(Saved data entries)

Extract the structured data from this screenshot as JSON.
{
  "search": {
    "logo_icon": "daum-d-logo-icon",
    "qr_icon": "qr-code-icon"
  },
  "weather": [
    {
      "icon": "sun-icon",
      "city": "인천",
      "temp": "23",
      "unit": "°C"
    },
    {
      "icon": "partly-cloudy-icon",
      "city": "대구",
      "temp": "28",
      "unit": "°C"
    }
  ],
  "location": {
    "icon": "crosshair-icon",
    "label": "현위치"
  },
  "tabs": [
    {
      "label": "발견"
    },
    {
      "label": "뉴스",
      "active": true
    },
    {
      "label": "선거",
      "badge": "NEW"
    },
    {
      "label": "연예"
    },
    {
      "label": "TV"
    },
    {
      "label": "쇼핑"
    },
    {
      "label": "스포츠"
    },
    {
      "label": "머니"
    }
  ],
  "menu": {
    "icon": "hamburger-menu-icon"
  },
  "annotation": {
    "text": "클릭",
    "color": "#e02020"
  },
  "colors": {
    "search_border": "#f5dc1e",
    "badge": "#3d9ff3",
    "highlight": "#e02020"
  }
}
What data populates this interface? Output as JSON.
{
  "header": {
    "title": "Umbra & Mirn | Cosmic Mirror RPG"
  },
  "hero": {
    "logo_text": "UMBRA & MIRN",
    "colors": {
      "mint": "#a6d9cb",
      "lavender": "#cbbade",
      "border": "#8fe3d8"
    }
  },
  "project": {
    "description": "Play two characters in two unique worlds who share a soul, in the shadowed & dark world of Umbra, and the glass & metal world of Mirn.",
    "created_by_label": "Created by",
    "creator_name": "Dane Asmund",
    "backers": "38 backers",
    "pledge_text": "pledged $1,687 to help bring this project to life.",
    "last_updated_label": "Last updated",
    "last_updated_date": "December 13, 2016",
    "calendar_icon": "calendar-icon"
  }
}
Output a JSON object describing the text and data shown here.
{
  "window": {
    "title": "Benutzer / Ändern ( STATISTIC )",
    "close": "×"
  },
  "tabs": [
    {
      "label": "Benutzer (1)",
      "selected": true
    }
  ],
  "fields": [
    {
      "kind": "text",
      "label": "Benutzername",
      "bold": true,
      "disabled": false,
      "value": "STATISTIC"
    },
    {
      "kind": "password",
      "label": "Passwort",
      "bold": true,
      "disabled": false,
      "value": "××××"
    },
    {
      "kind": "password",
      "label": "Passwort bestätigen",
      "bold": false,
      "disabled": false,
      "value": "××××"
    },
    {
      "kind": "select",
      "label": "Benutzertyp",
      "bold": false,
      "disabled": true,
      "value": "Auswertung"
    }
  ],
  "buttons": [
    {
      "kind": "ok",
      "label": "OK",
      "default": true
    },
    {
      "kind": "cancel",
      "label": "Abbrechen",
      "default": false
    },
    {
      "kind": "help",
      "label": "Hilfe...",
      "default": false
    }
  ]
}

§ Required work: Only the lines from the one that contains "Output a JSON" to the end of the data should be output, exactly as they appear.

§ Completed task:
Output a JSON object describing the text and data shown here.
{
  "window": {
    "title": "Benutzer / Ändern ( STATISTIC )",
    "close": "×"
  },
  "tabs": [
    {
      "label": "Benutzer (1)",
      "selected": true
    }
  ],
  "fields": [
    {
      "kind": "text",
      "label": "Benutzername",
      "bold": true,
      "disabled": false,
      "value": "STATISTIC"
    },
    {
      "kind": "password",
      "label": "Passwort",
      "bold": true,
      "disabled": false,
      "value": "××××"
    },
    {
      "kind": "password",
      "label": "Passwort bestätigen",
      "bold": false,
      "disabled": false,
      "value": "××××"
    },
    {
      "kind": "select",
      "label": "Benutzertyp",
      "bold": false,
      "disabled": true,
      "value": "Auswertung"
    }
  ],
  "buttons": [
    {
      "kind": "ok",
      "label": "OK",
      "default": true
    },
    {
      "kind": "cancel",
      "label": "Abbrechen",
      "default": false
    },
    {
      "kind": "help",
      "label": "Hilfe...",
      "default": false
    }
  ]
}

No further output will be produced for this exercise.